I used this lens when photographing a family of wild gray foxes. They typically don't really get moving for the night until dusk when light is quickly disappearing. This female was sitting under a tree just after sunset. In order to get any shot through the weeds, I had to lie on my back in an awkward angle, handholding while basically maintaining a half-sit-up.  Zoomed all the way in to 300mm and opening up to f/3.5, I could manage to get only about 1/160 of a second as my max shutter speed and that was after bumping the ISO up to 4000. Considering the circumstances, this shot really shows how great the image stabilization is for this lens, as well as the kind of possibilities that open up for shooters working with moving subjects in low light. I'm sure the image would have been sharper if I'd had my gear on a tripod, or propped on a log or rock. Most of the time, this lens is one that a shooter will use handheld, not on a tripod, so the fact that you can get this kind of performance from a lens even at a low shutter speed and with a bit of shake says a lot about it. 
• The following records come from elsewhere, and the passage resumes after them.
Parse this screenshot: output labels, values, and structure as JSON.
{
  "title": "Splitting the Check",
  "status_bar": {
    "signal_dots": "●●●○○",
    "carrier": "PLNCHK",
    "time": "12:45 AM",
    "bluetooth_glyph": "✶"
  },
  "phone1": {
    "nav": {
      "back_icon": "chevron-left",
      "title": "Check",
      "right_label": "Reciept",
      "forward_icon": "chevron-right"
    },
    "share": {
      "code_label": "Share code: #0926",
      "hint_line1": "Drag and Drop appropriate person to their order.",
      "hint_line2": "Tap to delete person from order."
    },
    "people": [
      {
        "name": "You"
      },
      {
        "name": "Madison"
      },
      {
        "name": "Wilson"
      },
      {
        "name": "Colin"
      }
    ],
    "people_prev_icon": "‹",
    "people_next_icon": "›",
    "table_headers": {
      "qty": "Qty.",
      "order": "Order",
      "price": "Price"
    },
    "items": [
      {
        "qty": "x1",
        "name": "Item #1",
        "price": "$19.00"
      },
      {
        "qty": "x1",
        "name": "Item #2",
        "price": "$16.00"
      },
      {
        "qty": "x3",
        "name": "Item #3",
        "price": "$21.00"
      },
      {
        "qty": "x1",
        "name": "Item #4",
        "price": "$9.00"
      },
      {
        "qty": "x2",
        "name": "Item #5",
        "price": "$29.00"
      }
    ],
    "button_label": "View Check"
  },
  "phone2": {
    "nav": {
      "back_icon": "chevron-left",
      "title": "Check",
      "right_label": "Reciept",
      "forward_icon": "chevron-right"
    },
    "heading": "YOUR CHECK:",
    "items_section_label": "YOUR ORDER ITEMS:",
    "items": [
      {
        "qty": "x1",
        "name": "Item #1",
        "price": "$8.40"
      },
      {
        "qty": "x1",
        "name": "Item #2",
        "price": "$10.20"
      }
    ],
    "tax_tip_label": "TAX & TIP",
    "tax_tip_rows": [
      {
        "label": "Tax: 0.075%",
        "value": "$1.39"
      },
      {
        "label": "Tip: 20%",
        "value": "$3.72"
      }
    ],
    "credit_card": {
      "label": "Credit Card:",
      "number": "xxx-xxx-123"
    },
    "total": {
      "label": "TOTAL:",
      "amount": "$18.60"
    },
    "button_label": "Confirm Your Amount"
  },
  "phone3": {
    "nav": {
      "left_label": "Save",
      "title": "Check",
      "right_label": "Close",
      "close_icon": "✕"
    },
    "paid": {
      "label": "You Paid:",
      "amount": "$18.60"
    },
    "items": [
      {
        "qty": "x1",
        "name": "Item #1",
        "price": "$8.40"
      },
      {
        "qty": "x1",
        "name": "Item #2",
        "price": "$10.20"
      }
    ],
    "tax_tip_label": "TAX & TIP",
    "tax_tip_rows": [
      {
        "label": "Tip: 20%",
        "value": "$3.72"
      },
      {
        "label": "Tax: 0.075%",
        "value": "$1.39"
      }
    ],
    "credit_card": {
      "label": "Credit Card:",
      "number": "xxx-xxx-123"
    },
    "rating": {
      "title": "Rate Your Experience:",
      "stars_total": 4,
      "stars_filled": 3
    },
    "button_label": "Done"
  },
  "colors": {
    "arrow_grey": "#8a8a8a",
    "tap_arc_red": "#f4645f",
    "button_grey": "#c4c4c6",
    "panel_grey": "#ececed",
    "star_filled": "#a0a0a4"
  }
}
To note, at 7.47 lbs, this thing is heavy. I will fully admit to having a little soreness in my arms and shoulders the day after I first used this lens. But, it wasn't so bad once I got used to it and knew how to balance the weight, and a little accidental exercise is never a bad thing. However,  I couldn't hold this up for long periods without my arm starting to get a bit shaky. And, the weight did make it a little awkward to zoom all the way from 120mm to 300mm as I couldn't do that in one smooth motion and still balance the lens. On a tripod, neither of these things are an issue, but again, I doubt most folks will use this with a tripod. 

300mm, f/3.5, 1/500, ISO 1600, handheld, no crop. 

300mm, f/3.5, 1/500, ISO 1600, handheld, no crop. 

After I pushed the tracking speed as fast as it would go, I could follow speedy subjects all over the place without a focusing issue, even at dawn. This coyote was photographed just as the sun was coming up. I was able to maintain perfect focus on her as she trotted across my path. 

Below is a different coyote, shot just after sunrise but in the shade of trees. The lens didn't have an issue quickly locking focus. 

252mm, f/5.6, 1/60, ISO 2000, handheld, cropped in. 

252mm, f/5.6, 1/60, ISO 2000, handheld, cropped in. 

Below are sample shots with the full image and 100% zoomed in so you can see the image quality: 

220mm, f/4, 1/640, ISO 1000, handheld, no crop, no post-processing

220mm, f/4, 1/640, ISO 1000, handheld, no crop, no post-processing

100% zoomed in

100% zoomed in

300mm, f/3.5, 1/320, ISO 1600, handheld, no crop, no post-processing

300mm, f/3.5, 1/320, ISO 1600, handheld, no crop, no post-processing

100% zoomed in

100% zoomed in

120mm, f/3.5, 1/320, ISO 2000, handheld, no crop, some post-processing

120mm, f/3.5, 1/320, ISO 2000, handheld, no crop, some post-processing

100% zoomed in

100% zoomed in

Despite a slightly rocky start, my overall experience with this lens was really positive. I wouldn't hesitate to recommend that anyone looking for a telephoto zoom for sports and wildlife should look into this beast. But I would recommend that folks rent a copy for a couple weeks to make sure you love it first, or make sure you buy it from a company that has a good return policy so you can test out sharpness when the lens arrives. It wouldn't surprise me if people choose this beautiful lens over any others with a similar range. The price point of $3,600 may feel a little expensive to some, but it is a really reasonable price for what you get with this lens. It offers so much flexibility in shooting, and you can tell Sigma spent a lot of time and effort in perfecting one amazing piece of equipment. All in all, this is something I would love to add to my kit one of these days. 

If you'd like to look through reviews that offer details on specs and sharpness performance, I recommend these from DPReview, FStoppers, and PetaPixel